• **Task instructions**
In your copy of the entries, please include no pictures and return every word exactly.

• **Data in this exercise**
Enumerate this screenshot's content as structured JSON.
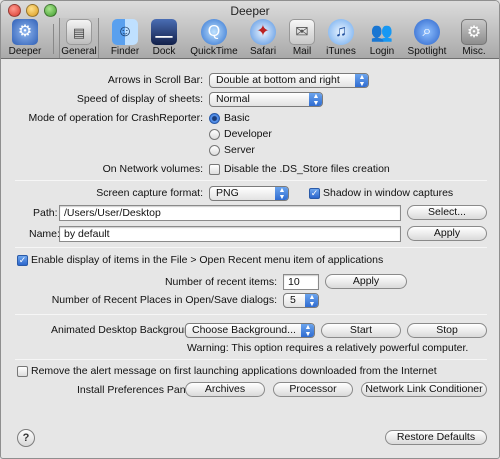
{
  "window": {
    "title": "Deeper"
  },
  "toolbar": {
    "items": [
      {
        "label": "Deeper",
        "icon": "gear-icon"
      },
      {
        "label": "General",
        "icon": "general-icon"
      },
      {
        "label": "Finder",
        "icon": "finder-icon"
      },
      {
        "label": "Dock",
        "icon": "dock-icon"
      },
      {
        "label": "QuickTime",
        "icon": "quicktime-icon"
      },
      {
        "label": "Safari",
        "icon": "safari-icon"
      },
      {
        "label": "Mail",
        "icon": "mail-icon"
      },
      {
        "label": "iTunes",
        "icon": "itunes-icon"
      },
      {
        "label": "Login",
        "icon": "login-icon"
      },
      {
        "label": "Spotlight",
        "icon": "spotlight-icon"
      },
      {
        "label": "Misc.",
        "icon": "misc-icon"
      }
    ],
    "selected": "General"
  },
  "section1": {
    "arrows_label": "Arrows in Scroll Bar:",
    "arrows_value": "Double at bottom and right",
    "speed_label": "Speed of display of sheets:",
    "speed_value": "Normal",
    "crash_label": "Mode of operation for CrashReporter:",
    "crash_options": [
      "Basic",
      "Developer",
      "Server"
    ],
    "crash_selected": "Basic",
    "network_label": "On Network volumes:",
    "network_checkbox": "Disable the .DS_Store files creation",
    "network_checked": false
  },
  "section2": {
    "format_label": "Screen capture format:",
    "format_value": "PNG",
    "shadow_checkbox": "Shadow in window captures",
    "shadow_checked": true,
    "path_label": "Path:",
    "path_value": "/Users/User/Desktop",
    "select_button": "Select...",
    "name_label": "Name:",
    "name_value": "by default",
    "apply_button": "Apply"
  },
  "section3": {
    "recent_checkbox": "Enable display of items in the File > Open Recent menu item of applications",
    "recent_checked": true,
    "recent_items_label": "Number of recent items:",
    "recent_items_value": "10",
    "apply_button": "Apply",
    "recent_places_label": "Number of Recent Places in Open/Save dialogs:",
    "recent_places_value": "5"
  },
  "section4": {
    "bg_label": "Animated Desktop Background:",
    "bg_value": "Choose Background...",
    "start_button": "Start",
    "stop_button": "Stop",
    "warning": "Warning: This option requires a relatively powerful computer."
  },
  "section5": {
    "alert_checkbox": "Remove the alert message on first launching applications downloaded from the Internet",
    "alert_checked": false,
    "install_label": "Install Preferences Pane:",
    "buttons": [
      "Archives",
      "Processor",
      "Network Link Conditioner"
    ]
  },
  "footer": {
    "help": "?",
    "restore_button": "Restore Defaults"
  },
  "colors": {
    "accent": "#2b68cf",
    "window_bg": "#e6e6e6"
  }
}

• **Answer box**
Enumerate this screenshot's content as structured JSON.
{
  "window": {
    "title": "Deeper"
  },
  "toolbar": {
    "items": [
      {
        "label": "Deeper",
        "icon": "gear-icon"
      },
      {
        "label": "General",
        "icon": "general-icon"
      },
      {
        "label": "Finder",
        "icon": "finder-icon"
      },
      {
        "label": "Dock",
        "icon": "dock-icon"
      },
      {
        "label": "QuickTime",
        "icon": "quicktime-icon"
      },
      {
        "label": "Safari",
        "icon": "safari-icon"
      },
      {
        "label": "Mail",
        "icon": "mail-icon"
      },
      {
        "label": "iTunes",
        "icon": "itunes-icon"
      },
      {
        "label": "Login",
        "icon": "login-icon"
      },
      {
        "label": "Spotlight",
        "icon": "spotlight-icon"
      },
      {
        "label": "Misc.",
        "icon": "misc-icon"
      }
    ],
    "selected": "General"
  },
  "section1": {
    "arrows_label": "Arrows in Scroll Bar:",
    "arrows_value": "Double at bottom and right",
    "speed_label": "Speed of display of sheets:",
    "speed_value": "Normal",
    "crash_label": "Mode of operation for CrashReporter:",
    "crash_options": [
      "Basic",
      "Developer",
      "Server"
    ],
    "crash_selected": "Basic",
    "network_label": "On Network volumes:",
    "network_checkbox": "Disable the .DS_Store files creation",
    "network_checked": false
  },
  "section2": {
    "format_label": "Screen capture format:",
    "format_value": "PNG",
    "shadow_checkbox": "Shadow in window captures",
    "shadow_checked": true,
    "path_label": "Path:",
    "path_value": "/Users/User/Desktop",
    "select_button": "Select...",
    "name_label": "Name:",
    "name_value": "by default",
    "apply_button": "Apply"
  },
  "section3": {
    "recent_checkbox": "Enable display of items in the File > Open Recent menu item of applications",
    "recent_checked": true,
    "recent_items_label": "Number of recent items:",
    "recent_items_value": "10",
    "apply_button": "Apply",
    "recent_places_label": "Number of Recent Places in Open/Save dialogs:",
    "recent_places_value": "5"
  },
  "section4": {
    "bg_label": "Animated Desktop Background:",
    "bg_value": "Choose Background...",
    "start_button": "Start",
    "stop_button": "Stop",
    "warning": "Warning: This option requires a relatively powerful computer."
  },
  "section5": {
    "alert_checkbox": "Remove the alert message on first launching applications downloaded from the Internet",
    "alert_checked": false,
    "install_label": "Install Preferences Pane:",
    "buttons": [
      "Archives",
      "Processor",
      "Network Link Conditioner"
    ]
  },
  "footer": {
    "help": "?",
    "restore_button": "Restore Defaults"
  },
  "colors": {
    "accent": "#2b68cf",
    "window_bg": "#e6e6e6"
  }
}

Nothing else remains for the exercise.